> [WORK REQUIRED]:
Find every line in the records below that contains the word "院级督导", and copy each such line.

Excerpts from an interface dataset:

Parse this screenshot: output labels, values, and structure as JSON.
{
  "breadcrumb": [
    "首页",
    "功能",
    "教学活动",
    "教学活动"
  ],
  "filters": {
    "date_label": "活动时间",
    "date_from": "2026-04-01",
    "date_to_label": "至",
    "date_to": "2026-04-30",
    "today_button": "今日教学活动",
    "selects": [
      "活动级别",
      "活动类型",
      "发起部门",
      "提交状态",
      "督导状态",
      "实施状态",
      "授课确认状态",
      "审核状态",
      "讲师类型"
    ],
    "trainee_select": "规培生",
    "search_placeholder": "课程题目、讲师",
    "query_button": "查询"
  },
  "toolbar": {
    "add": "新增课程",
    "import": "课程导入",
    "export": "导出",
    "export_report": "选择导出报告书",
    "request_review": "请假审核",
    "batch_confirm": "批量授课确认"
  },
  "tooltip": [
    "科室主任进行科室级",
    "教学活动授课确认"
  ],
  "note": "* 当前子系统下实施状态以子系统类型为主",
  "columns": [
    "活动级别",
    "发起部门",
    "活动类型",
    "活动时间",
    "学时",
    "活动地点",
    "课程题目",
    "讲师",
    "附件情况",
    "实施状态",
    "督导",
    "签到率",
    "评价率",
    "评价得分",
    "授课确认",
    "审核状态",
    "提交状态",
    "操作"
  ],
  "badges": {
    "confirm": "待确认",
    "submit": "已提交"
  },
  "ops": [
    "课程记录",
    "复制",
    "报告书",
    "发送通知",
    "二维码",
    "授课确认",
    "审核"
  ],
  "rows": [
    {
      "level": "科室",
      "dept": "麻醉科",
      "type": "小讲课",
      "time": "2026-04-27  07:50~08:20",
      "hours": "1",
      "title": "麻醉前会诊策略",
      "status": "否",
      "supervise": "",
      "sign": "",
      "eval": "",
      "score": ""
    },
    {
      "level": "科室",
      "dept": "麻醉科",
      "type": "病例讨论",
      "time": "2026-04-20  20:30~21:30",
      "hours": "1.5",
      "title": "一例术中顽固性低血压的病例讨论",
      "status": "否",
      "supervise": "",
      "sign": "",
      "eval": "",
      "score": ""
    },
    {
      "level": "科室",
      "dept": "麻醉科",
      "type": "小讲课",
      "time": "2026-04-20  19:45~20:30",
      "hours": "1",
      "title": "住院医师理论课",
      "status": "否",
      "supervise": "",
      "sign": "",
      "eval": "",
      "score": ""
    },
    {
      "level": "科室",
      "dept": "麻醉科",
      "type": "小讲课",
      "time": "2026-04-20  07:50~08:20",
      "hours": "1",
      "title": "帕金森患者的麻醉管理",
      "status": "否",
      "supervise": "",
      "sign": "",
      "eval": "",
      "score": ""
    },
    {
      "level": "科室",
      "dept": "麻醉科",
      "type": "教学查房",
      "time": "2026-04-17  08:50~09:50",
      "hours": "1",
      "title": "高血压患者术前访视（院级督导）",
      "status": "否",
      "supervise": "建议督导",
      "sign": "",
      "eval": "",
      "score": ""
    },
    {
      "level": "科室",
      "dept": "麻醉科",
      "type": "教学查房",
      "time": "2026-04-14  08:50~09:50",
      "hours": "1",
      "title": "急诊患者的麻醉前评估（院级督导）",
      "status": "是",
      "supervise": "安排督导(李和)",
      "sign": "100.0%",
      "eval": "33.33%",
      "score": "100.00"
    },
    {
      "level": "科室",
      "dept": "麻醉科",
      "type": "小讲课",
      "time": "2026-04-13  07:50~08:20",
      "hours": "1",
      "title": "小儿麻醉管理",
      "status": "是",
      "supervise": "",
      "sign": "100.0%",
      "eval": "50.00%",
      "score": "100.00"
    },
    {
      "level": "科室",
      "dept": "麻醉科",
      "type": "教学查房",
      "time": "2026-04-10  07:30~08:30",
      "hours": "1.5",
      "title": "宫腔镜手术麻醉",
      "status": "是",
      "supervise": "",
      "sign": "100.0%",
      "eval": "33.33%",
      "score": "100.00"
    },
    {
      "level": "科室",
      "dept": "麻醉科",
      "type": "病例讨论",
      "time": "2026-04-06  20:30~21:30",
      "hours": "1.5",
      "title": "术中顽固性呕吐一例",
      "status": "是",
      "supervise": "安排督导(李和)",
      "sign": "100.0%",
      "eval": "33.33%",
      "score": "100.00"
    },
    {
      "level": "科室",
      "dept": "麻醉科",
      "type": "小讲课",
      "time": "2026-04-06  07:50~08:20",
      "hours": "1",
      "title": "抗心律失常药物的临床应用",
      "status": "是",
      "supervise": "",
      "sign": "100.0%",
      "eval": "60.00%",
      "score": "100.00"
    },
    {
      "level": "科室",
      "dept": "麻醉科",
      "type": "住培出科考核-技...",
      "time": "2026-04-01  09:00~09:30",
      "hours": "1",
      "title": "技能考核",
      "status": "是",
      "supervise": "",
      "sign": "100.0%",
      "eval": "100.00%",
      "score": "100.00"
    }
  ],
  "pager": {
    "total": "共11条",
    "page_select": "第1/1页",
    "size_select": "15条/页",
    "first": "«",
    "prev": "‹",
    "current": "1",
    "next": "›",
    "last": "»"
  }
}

> [RESPONSE AREA]:
      "title": "高血压患者术前访视（院级督导）",
      "title": "急诊患者的麻醉前评估（院级督导）",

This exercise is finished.